* **WORK ITEM**: Each line of the material must be repeated precisely, with the pictures left out.
╭─ DATA RECORDS
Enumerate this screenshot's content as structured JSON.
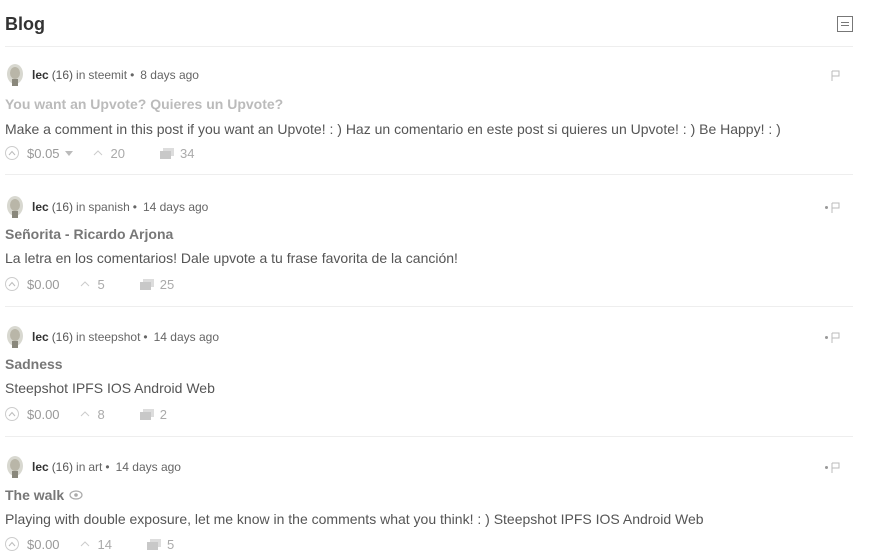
{
  "header": {
    "title": "Blog",
    "layout_icon": "list-layout-icon"
  },
  "posts": [
    {
      "author": "lec",
      "reputation": "(16)",
      "in_label": "in",
      "category": "steemit",
      "age": "8 days ago",
      "title": "You want an Upvote? Quieres un Upvote?",
      "title_faded": true,
      "body": "Make a comment in this post if you want an Upvote! : ) Haz un comentario en este post si quieres un Upvote! : ) Be Happy! : )",
      "payout": "$0.05",
      "has_payout_dropdown": true,
      "votes": "20",
      "comments": "34",
      "has_dot": false
    },
    {
      "author": "lec",
      "reputation": "(16)",
      "in_label": "in",
      "category": "spanish",
      "age": "14 days ago",
      "title": "Señorita - Ricardo Arjona",
      "title_faded": false,
      "body": "La letra en los comentarios! Dale upvote a tu frase favorita de la canción!",
      "payout": "$0.00",
      "has_payout_dropdown": false,
      "votes": "5",
      "comments": "25",
      "has_dot": true
    },
    {
      "author": "lec",
      "reputation": "(16)",
      "in_label": "in",
      "category": "steepshot",
      "age": "14 days ago",
      "title": "Sadness",
      "title_faded": false,
      "body": "Steepshot IPFS IOS Android Web",
      "payout": "$0.00",
      "has_payout_dropdown": false,
      "votes": "8",
      "comments": "2",
      "has_dot": true
    },
    {
      "author": "lec",
      "reputation": "(16)",
      "in_label": "in",
      "category": "art",
      "age": "14 days ago",
      "title": "The walk",
      "title_faded": false,
      "title_icon": "eye-icon",
      "body": "Playing with double exposure, let me know in the comments what you think! : ) Steepshot IPFS IOS Android Web",
      "payout": "$0.00",
      "has_payout_dropdown": false,
      "votes": "14",
      "comments": "5",
      "has_dot": true
    }
  ]
}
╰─
* **SOLUTION TO THE PROBLEM**:
Enumerate this screenshot's content as structured JSON.
{
  "header": {
    "title": "Blog",
    "layout_icon": "list-layout-icon"
  },
  "posts": [
    {
      "author": "lec",
      "reputation": "(16)",
      "in_label": "in",
      "category": "steemit",
      "age": "8 days ago",
      "title": "You want an Upvote? Quieres un Upvote?",
      "title_faded": true,
      "body": "Make a comment in this post if you want an Upvote! : ) Haz un comentario en este post si quieres un Upvote! : ) Be Happy! : )",
      "payout": "$0.05",
      "has_payout_dropdown": true,
      "votes": "20",
      "comments": "34",
      "has_dot": false
    },
    {
      "author": "lec",
      "reputation": "(16)",
      "in_label": "in",
      "category": "spanish",
      "age": "14 days ago",
      "title": "Señorita - Ricardo Arjona",
      "title_faded": false,
      "body": "La letra en los comentarios! Dale upvote a tu frase favorita de la canción!",
      "payout": "$0.00",
      "has_payout_dropdown": false,
      "votes": "5",
      "comments": "25",
      "has_dot": true
    },
    {
      "author": "lec",
      "reputation": "(16)",
      "in_label": "in",
      "category": "steepshot",
      "age": "14 days ago",
      "title": "Sadness",
      "title_faded": false,
      "body": "Steepshot IPFS IOS Android Web",
      "payout": "$0.00",
      "has_payout_dropdown": false,
      "votes": "8",
      "comments": "2",
      "has_dot": true
    },
    {
      "author": "lec",
      "reputation": "(16)",
      "in_label": "in",
      "category": "art",
      "age": "14 days ago",
      "title": "The walk",
      "title_faded": false,
      "title_icon": "eye-icon",
      "body": "Playing with double exposure, let me know in the comments what you think! : ) Steepshot IPFS IOS Android Web",
      "payout": "$0.00",
      "has_payout_dropdown": false,
      "votes": "14",
      "comments": "5",
      "has_dot": true
    }
  ]
}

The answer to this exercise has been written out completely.